How to Avoid Confusing Data with Reality

Notice that in these three examples – 1. earthquakes (a dubious trend), 2. bicycle counting (a spike or outlier), and 3. Ebola deaths (a downward slope in a cumulative line plot) – something in the view of the data itself alerted us to a potential “data-reality gap”. Visualizing the data can be one of the best ways to find problems with it.

Earlier in the game, though, it helps to remind ourselves that every data point that exists was collected, stored, accessed, etc, via imperfect processes. The more we know about these process – the equipment used, the protocol followed, the people involved, the steps they took, their motivations – the better equipped we will be to assess the “data-reality gap”.

Here are six seven suggestions to help you avoid confusing data with reality:

  1. Clearly understand the operational definitions of all metrics
  2. Draw the data collection steps as a process flow diagram
  3. Understand the limitations and inaccuracies of each step in the process
  4. Identify any changes in method or equipment over time
  5. Seek to understand the motives of the people collecting and reporting.
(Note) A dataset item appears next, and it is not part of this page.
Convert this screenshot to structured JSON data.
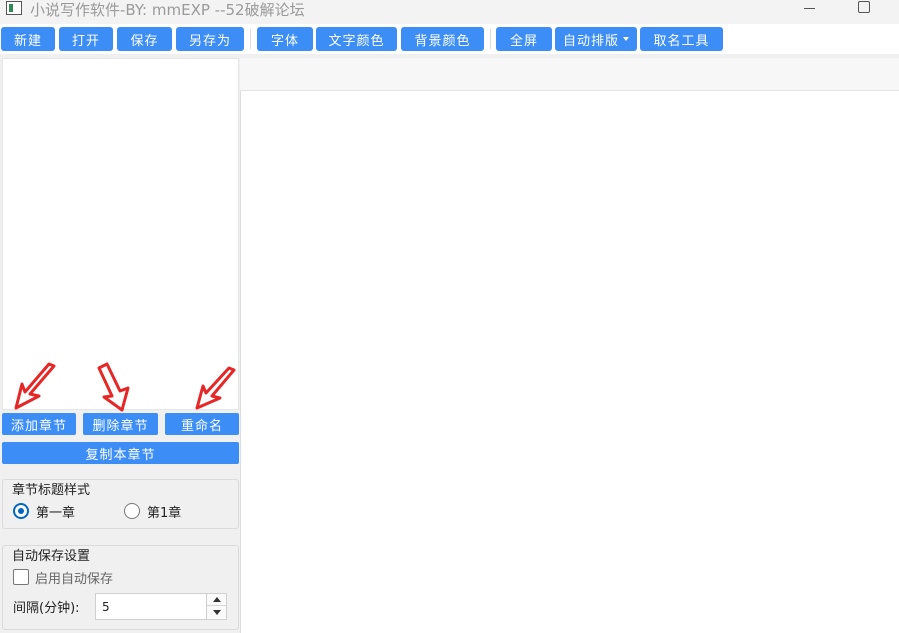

Could there be any biases or incentives involved?
  6. Visualize the data and investigate any shifts, outliers and trends for possible discrepancies
  7. Think carefully about data formatting, processing, and transformations (thanks Keith!)

Ultimately, each data collection activity is unique, and there are too many possible sources of error to list them all. These are some typical ones that I’ve come in contact with, and you may have your own suggestions. I’d love to hear them.

In Conclusion

At the core of this first “data pitfall” is our attitude toward data. Do we arrogantly or naively see ourselves as experts on a topic as soon as we get our hands on some data, or do we humbly realize that our knowledge is imperfect, and we may not know the full story?

We can’t ever perfectly know the “data-reality gap” because that would require perfect data. What we can do, though, is seek to identify any gaps that may exist, and take that into account when we use data to form our opinions.

Thanks for reading,

Next: Part 2: Fooled by Small Samples